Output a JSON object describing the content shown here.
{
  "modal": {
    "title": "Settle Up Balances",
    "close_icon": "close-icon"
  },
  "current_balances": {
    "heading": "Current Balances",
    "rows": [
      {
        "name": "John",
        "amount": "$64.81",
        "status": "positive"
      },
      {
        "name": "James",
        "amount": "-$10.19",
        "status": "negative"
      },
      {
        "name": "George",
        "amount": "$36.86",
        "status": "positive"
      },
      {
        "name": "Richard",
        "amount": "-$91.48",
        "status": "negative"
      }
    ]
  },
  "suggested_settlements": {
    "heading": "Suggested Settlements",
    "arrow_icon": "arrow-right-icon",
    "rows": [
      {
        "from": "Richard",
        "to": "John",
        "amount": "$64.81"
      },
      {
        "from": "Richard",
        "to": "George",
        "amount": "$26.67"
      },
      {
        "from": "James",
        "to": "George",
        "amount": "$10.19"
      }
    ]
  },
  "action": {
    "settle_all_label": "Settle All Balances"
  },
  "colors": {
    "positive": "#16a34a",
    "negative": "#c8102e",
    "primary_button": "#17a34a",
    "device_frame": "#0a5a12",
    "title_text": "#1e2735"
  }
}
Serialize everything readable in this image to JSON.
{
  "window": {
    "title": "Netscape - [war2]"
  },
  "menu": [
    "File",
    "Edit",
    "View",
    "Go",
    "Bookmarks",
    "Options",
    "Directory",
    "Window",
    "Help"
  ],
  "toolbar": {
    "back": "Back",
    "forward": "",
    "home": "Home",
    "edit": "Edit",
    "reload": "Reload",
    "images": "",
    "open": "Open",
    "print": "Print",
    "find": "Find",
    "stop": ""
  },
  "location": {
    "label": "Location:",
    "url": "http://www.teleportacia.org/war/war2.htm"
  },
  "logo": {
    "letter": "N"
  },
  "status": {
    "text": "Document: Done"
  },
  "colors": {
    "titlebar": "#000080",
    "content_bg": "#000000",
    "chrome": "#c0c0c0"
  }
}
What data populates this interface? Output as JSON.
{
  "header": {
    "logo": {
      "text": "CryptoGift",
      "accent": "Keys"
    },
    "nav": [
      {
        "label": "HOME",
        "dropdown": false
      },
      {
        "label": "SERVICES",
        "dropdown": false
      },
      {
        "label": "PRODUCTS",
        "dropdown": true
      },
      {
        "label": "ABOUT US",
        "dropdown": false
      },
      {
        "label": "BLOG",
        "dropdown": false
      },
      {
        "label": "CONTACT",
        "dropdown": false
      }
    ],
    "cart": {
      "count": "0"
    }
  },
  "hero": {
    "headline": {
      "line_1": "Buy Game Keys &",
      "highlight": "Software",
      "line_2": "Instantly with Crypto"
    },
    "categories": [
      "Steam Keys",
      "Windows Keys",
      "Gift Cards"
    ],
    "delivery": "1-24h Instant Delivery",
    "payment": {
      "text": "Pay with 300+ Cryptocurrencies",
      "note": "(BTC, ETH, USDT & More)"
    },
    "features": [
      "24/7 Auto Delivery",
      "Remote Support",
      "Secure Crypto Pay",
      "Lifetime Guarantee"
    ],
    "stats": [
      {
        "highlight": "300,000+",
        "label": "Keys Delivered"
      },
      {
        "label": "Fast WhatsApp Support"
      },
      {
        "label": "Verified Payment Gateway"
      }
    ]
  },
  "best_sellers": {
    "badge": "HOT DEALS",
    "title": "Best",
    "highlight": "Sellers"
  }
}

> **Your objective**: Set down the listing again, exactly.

> **Response**:
Output a JSON object describing the content shown here.
{
  "modal": {
    "title": "Settle Up Balances",
    "close_icon": "close-icon"
  },
  "current_balances": {
    "heading": "Current Balances",
    "rows": [
      {
        "name": "John",
        "amount": "$64.81",
        "status": "positive"
      },
      {
        "name": "James",
        "amount": "-$10.19",
        "status": "negative"
      },
      {
        "name": "George",
        "amount": "$36.86",
        "status": "positive"
      },
      {
        "name": "Richard",
        "amount": "-$91.48",
        "status": "negative"
      }
    ]
  },
  "suggested_settlements": {
    "heading": "Suggested Settlements",
    "arrow_icon": "arrow-right-icon",
    "rows": [
      {
        "from": "Richard",
        "to": "John",
        "amount": "$64.81"
      },
      {
        "from": "Richard",
        "to": "George",
        "amount": "$26.67"
      },
      {
        "from": "James",
        "to": "George",
        "amount": "$10.19"
      }
    ]
  },
  "action": {
    "settle_all_label": "Settle All Balances"
  },
  "colors": {
    "positive": "#16a34a",
    "negative": "#c8102e",
    "primary_button": "#17a34a",
    "device_frame": "#0a5a12",
    "title_text": "#1e2735"
  }
}
Serialize everything readable in this image to JSON.
{
  "window": {
    "title": "Netscape - [war2]"
  },
  "menu": [
    "File",
    "Edit",
    "View",
    "Go",
    "Bookmarks",
    "Options",
    "Directory",
    "Window",
    "Help"
  ],
  "toolbar": {
    "back": "Back",
    "forward": "",
    "home": "Home",
    "edit": "Edit",
    "reload": "Reload",
    "images": "",
    "open": "Open",
    "print": "Print",
    "find": "Find",
    "stop": ""
  },
  "location": {
    "label": "Location:",
    "url": "http://www.teleportacia.org/war/war2.htm"
  },
  "logo": {
    "letter": "N"
  },
  "status": {
    "text": "Document: Done"
  },
  "colors": {
    "titlebar": "#000080",
    "content_bg": "#000000",
    "chrome": "#c0c0c0"
  }
}
What data populates this interface? Output as JSON.
{
  "header": {
    "logo": {
      "text": "CryptoGift",
      "accent": "Keys"
    },
    "nav": [
      {
        "label": "HOME",
        "dropdown": false
      },
      {
        "label": "SERVICES",
        "dropdown": false
      },
      {
        "label": "PRODUCTS",
        "dropdown": true
      },
      {
        "label": "ABOUT US",
        "dropdown": false
      },
      {
        "label": "BLOG",
        "dropdown": false
      },
      {
        "label": "CONTACT",
        "dropdown": false
      }
    ],
    "cart": {
      "count": "0"
    }
  },
  "hero": {
    "headline": {
      "line_1": "Buy Game Keys &",
      "highlight": "Software",
      "line_2": "Instantly with Crypto"
    },
    "categories": [
      "Steam Keys",
      "Windows Keys",
      "Gift Cards"
    ],
    "delivery": "1-24h Instant Delivery",
    "payment": {
      "text": "Pay with 300+ Cryptocurrencies",
      "note": "(BTC, ETH, USDT & More)"
    },
    "features": [
      "24/7 Auto Delivery",
      "Remote Support",
      "Secure Crypto Pay",
      "Lifetime Guarantee"
    ],
    "stats": [
      {
        "highlight": "300,000+",
        "label": "Keys Delivered"
      },
      {
        "label": "Fast WhatsApp Support"
      },
      {
        "label": "Verified Payment Gateway"
      }
    ]
  },
  "best_sellers": {
    "badge": "HOT DEALS",
    "title": "Best",
    "highlight": "Sellers"
  }
}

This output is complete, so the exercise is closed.